## YOUR TASK
Word for word, copy the data that follows and skip its pictures.
____________________
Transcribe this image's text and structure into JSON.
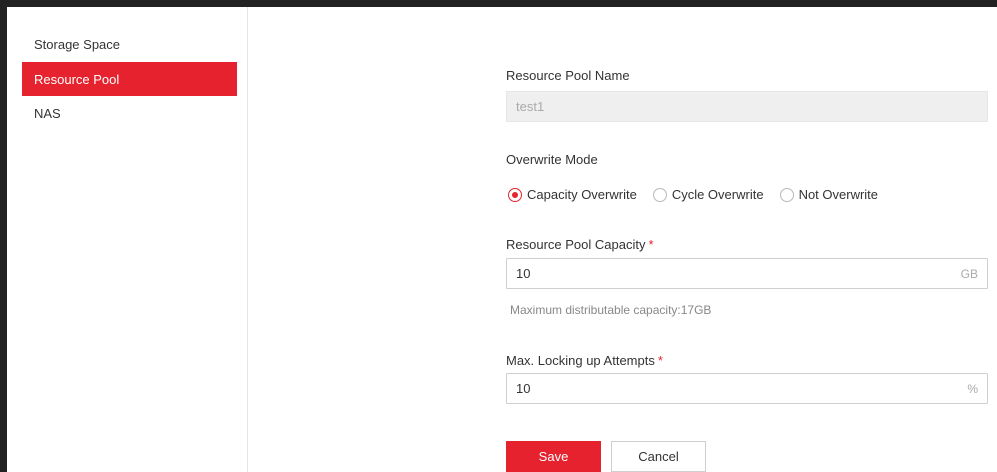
{
  "sidebar": {
    "items": [
      {
        "label": "Storage Space",
        "active": false
      },
      {
        "label": "Resource Pool",
        "active": true
      },
      {
        "label": "NAS",
        "active": false
      }
    ]
  },
  "form": {
    "pool_name": {
      "label": "Resource Pool Name",
      "value": "test1"
    },
    "overwrite": {
      "label": "Overwrite Mode",
      "options": [
        {
          "label": "Capacity Overwrite",
          "checked": true
        },
        {
          "label": "Cycle Overwrite",
          "checked": false
        },
        {
          "label": "Not Overwrite",
          "checked": false
        }
      ]
    },
    "capacity": {
      "label": "Resource Pool Capacity",
      "required": "*",
      "value": "10",
      "unit": "GB",
      "hint": "Maximum distributable capacity:17GB"
    },
    "locking": {
      "label": "Max. Locking up Attempts",
      "required": "*",
      "value": "10",
      "unit": "%"
    }
  },
  "actions": {
    "save_label": "Save",
    "cancel_label": "Cancel"
  },
  "colors": {
    "accent": "#e5222d"
  }
}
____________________
## THE ANSWER
Transcribe this image's text and structure into JSON.
{
  "sidebar": {
    "items": [
      {
        "label": "Storage Space",
        "active": false
      },
      {
        "label": "Resource Pool",
        "active": true
      },
      {
        "label": "NAS",
        "active": false
      }
    ]
  },
  "form": {
    "pool_name": {
      "label": "Resource Pool Name",
      "value": "test1"
    },
    "overwrite": {
      "label": "Overwrite Mode",
      "options": [
        {
          "label": "Capacity Overwrite",
          "checked": true
        },
        {
          "label": "Cycle Overwrite",
          "checked": false
        },
        {
          "label": "Not Overwrite",
          "checked": false
        }
      ]
    },
    "capacity": {
      "label": "Resource Pool Capacity",
      "required": "*",
      "value": "10",
      "unit": "GB",
      "hint": "Maximum distributable capacity:17GB"
    },
    "locking": {
      "label": "Max. Locking up Attempts",
      "required": "*",
      "value": "10",
      "unit": "%"
    }
  },
  "actions": {
    "save_label": "Save",
    "cancel_label": "Cancel"
  },
  "colors": {
    "accent": "#e5222d"
  }
}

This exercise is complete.